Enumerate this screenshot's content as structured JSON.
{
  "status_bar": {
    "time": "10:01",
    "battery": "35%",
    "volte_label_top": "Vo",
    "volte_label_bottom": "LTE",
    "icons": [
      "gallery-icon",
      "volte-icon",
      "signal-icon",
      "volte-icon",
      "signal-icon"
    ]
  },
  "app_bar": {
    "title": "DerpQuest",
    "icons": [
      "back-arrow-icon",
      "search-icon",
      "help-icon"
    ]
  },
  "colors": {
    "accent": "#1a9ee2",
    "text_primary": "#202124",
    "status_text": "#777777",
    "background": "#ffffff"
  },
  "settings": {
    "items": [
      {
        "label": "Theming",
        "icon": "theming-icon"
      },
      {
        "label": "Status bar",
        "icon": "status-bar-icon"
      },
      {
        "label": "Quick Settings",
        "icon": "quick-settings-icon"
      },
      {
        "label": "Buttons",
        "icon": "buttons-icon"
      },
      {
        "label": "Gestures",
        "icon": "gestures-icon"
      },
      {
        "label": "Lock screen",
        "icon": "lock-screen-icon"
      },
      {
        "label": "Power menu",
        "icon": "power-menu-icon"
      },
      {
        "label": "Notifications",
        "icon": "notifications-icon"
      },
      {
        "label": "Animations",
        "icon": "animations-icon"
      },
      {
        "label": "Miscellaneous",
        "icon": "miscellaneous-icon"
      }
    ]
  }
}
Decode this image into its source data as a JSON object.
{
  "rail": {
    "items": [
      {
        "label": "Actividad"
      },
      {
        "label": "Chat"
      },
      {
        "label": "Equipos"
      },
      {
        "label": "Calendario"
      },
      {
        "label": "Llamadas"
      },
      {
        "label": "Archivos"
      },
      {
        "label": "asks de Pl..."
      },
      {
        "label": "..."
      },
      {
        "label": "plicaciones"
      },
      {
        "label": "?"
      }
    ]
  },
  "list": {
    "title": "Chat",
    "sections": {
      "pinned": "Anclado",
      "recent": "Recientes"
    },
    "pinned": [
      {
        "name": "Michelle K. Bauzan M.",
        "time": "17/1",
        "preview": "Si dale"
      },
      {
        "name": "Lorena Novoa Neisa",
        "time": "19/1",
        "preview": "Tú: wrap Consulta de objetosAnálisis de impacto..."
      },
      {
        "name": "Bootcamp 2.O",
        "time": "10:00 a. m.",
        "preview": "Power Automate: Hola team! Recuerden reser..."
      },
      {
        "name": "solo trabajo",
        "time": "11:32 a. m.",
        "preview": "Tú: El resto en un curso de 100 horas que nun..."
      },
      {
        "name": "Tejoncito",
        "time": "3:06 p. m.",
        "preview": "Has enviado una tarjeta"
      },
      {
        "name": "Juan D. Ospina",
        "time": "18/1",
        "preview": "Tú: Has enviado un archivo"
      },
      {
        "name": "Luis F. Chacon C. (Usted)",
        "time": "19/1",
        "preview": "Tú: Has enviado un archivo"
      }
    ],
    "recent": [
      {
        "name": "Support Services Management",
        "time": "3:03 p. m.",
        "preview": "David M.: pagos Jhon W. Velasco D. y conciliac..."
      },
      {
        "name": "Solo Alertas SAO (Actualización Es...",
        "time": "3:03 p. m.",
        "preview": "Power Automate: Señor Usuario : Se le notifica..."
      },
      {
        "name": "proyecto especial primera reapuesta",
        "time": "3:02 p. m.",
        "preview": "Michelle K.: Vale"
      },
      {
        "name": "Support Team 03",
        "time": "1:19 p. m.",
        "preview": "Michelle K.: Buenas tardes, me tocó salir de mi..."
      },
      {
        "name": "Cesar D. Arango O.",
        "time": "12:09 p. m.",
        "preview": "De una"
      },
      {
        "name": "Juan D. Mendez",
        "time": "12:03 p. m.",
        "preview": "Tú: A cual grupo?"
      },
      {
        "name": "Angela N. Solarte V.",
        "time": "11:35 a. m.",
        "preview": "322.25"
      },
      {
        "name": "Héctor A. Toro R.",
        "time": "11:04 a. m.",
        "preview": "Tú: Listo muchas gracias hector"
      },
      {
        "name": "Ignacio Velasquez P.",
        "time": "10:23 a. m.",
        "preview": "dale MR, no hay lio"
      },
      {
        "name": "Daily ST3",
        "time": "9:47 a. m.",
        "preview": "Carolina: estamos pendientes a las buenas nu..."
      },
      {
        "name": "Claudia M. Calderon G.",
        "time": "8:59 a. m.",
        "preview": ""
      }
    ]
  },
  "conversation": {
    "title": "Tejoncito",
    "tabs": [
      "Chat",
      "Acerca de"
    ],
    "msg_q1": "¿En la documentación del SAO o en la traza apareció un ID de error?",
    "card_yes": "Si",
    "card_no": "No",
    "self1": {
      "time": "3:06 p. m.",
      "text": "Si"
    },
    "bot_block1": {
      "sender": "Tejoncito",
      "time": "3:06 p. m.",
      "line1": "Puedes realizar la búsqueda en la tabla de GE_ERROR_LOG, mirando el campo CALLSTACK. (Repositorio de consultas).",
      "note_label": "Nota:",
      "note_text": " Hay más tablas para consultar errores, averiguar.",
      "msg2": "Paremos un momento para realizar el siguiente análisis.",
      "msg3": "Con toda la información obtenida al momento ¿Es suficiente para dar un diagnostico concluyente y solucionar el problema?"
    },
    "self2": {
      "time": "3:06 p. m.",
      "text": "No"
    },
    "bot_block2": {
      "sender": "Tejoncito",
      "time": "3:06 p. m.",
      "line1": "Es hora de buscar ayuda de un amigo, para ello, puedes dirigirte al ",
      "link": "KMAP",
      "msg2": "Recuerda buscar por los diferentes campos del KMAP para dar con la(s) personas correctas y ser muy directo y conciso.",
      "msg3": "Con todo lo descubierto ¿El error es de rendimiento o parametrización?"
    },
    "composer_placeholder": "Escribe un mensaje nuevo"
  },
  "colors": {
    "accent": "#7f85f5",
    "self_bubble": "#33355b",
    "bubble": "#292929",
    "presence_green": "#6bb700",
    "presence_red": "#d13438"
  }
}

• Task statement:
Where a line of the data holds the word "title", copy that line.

• Answer for the task:
    "title": "DerpQuest",
    "title": "Chat",
    "title": "Tejoncito",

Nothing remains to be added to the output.